Start of GIVEN DATA

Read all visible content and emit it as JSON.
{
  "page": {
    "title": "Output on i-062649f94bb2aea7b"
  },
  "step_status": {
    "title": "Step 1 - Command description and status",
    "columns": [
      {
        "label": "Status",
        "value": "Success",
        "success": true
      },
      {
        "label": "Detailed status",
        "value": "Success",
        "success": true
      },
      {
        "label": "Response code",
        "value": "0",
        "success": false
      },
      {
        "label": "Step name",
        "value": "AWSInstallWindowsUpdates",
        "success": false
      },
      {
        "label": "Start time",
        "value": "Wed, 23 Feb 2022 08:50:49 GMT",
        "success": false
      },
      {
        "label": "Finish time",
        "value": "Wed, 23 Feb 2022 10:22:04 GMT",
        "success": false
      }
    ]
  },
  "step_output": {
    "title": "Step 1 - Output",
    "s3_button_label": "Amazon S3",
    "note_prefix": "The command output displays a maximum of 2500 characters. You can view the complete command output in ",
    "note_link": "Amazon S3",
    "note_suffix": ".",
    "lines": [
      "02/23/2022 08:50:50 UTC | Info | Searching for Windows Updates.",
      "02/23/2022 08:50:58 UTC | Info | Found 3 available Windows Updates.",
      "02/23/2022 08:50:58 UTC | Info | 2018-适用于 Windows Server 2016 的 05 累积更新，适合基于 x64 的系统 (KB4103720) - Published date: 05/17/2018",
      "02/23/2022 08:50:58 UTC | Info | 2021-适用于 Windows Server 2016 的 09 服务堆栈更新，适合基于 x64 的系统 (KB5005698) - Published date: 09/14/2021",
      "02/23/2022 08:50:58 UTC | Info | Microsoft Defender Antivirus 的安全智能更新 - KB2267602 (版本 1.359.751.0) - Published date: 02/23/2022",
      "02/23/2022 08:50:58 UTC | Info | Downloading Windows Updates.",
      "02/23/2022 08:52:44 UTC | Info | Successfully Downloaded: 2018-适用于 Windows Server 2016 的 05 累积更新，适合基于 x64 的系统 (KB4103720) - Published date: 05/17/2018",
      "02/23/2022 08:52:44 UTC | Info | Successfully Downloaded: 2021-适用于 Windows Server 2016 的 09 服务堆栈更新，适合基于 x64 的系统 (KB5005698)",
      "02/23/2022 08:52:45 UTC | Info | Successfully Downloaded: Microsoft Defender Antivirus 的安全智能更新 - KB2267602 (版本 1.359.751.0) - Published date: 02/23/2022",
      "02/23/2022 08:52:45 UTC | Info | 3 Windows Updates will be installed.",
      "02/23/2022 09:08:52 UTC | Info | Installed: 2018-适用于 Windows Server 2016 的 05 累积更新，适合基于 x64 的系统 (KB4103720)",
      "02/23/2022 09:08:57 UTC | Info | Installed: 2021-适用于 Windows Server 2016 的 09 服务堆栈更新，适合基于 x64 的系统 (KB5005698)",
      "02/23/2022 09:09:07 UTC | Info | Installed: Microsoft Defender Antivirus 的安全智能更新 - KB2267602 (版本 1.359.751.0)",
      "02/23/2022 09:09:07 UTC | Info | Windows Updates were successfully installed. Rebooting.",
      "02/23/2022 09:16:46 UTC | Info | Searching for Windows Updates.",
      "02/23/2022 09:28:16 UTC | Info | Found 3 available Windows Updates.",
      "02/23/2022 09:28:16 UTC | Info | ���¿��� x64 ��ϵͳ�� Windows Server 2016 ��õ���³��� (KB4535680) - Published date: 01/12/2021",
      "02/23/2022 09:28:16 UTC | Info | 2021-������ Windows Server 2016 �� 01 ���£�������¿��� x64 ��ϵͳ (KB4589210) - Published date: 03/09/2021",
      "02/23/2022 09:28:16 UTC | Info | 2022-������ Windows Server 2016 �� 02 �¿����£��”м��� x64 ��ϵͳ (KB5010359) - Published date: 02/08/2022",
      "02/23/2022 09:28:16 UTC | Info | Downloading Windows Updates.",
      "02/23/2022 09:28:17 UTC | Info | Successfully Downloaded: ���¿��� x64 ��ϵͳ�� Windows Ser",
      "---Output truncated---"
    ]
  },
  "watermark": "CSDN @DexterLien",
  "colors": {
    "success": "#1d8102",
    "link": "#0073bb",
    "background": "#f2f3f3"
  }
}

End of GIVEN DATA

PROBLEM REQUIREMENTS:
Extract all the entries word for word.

RESPONSE TO THE EXERCISE:
Read all visible content and emit it as JSON.
{
  "page": {
    "title": "Output on i-062649f94bb2aea7b"
  },
  "step_status": {
    "title": "Step 1 - Command description and status",
    "columns": [
      {
        "label": "Status",
        "value": "Success",
        "success": true
      },
      {
        "label": "Detailed status",
        "value": "Success",
        "success": true
      },
      {
        "label": "Response code",
        "value": "0",
        "success": false
      },
      {
        "label": "Step name",
        "value": "AWSInstallWindowsUpdates",
        "success": false
      },
      {
        "label": "Start time",
        "value": "Wed, 23 Feb 2022 08:50:49 GMT",
        "success": false
      },
      {
        "label": "Finish time",
        "value": "Wed, 23 Feb 2022 10:22:04 GMT",
        "success": false
      }
    ]
  },
  "step_output": {
    "title": "Step 1 - Output",
    "s3_button_label": "Amazon S3",
    "note_prefix": "The command output displays a maximum of 2500 characters. You can view the complete command output in ",
    "note_link": "Amazon S3",
    "note_suffix": ".",
    "lines": [
      "02/23/2022 08:50:50 UTC | Info | Searching for Windows Updates.",
      "02/23/2022 08:50:58 UTC | Info | Found 3 available Windows Updates.",
      "02/23/2022 08:50:58 UTC | Info | 2018-适用于 Windows Server 2016 的 05 累积更新，适合基于 x64 的系统 (KB4103720) - Published date: 05/17/2018",
      "02/23/2022 08:50:58 UTC | Info | 2021-适用于 Windows Server 2016 的 09 服务堆栈更新，适合基于 x64 的系统 (KB5005698) - Published date: 09/14/2021",
      "02/23/2022 08:50:58 UTC | Info | Microsoft Defender Antivirus 的安全智能更新 - KB2267602 (版本 1.359.751.0) - Published date: 02/23/2022",
      "02/23/2022 08:50:58 UTC | Info | Downloading Windows Updates.",
      "02/23/2022 08:52:44 UTC | Info | Successfully Downloaded: 2018-适用于 Windows Server 2016 的 05 累积更新，适合基于 x64 的系统 (KB4103720) - Published date: 05/17/2018",
      "02/23/2022 08:52:44 UTC | Info | Successfully Downloaded: 2021-适用于 Windows Server 2016 的 09 服务堆栈更新，适合基于 x64 的系统 (KB5005698)",
      "02/23/2022 08:52:45 UTC | Info | Successfully Downloaded: Microsoft Defender Antivirus 的安全智能更新 - KB2267602 (版本 1.359.751.0) - Published date: 02/23/2022",
      "02/23/2022 08:52:45 UTC | Info | 3 Windows Updates will be installed.",
      "02/23/2022 09:08:52 UTC | Info | Installed: 2018-适用于 Windows Server 2016 的 05 累积更新，适合基于 x64 的系统 (KB4103720)",
      "02/23/2022 09:08:57 UTC | Info | Installed: 2021-适用于 Windows Server 2016 的 09 服务堆栈更新，适合基于 x64 的系统 (KB5005698)",
      "02/23/2022 09:09:07 UTC | Info | Installed: Microsoft Defender Antivirus 的安全智能更新 - KB2267602 (版本 1.359.751.0)",
      "02/23/2022 09:09:07 UTC | Info | Windows Updates were successfully installed. Rebooting.",
      "02/23/2022 09:16:46 UTC | Info | Searching for Windows Updates.",
      "02/23/2022 09:28:16 UTC | Info | Found 3 available Windows Updates.",
      "02/23/2022 09:28:16 UTC | Info | ���¿��� x64 ��ϵͳ�� Windows Server 2016 ��õ���³��� (KB4535680) - Published date: 01/12/2021",
      "02/23/2022 09:28:16 UTC | Info | 2021-������ Windows Server 2016 �� 01 ���£�������¿��� x64 ��ϵͳ (KB4589210) - Published date: 03/09/2021",
      "02/23/2022 09:28:16 UTC | Info | 2022-������ Windows Server 2016 �� 02 �¿����£��”м��� x64 ��ϵͳ (KB5010359) - Published date: 02/08/2022",
      "02/23/2022 09:28:16 UTC | Info | Downloading Windows Updates.",
      "02/23/2022 09:28:17 UTC | Info | Successfully Downloaded: ���¿��� x64 ��ϵͳ�� Windows Ser",
      "---Output truncated---"
    ]
  },
  "watermark": "CSDN @DexterLien",
  "colors": {
    "success": "#1d8102",
    "link": "#0073bb",
    "background": "#f2f3f3"
  }
}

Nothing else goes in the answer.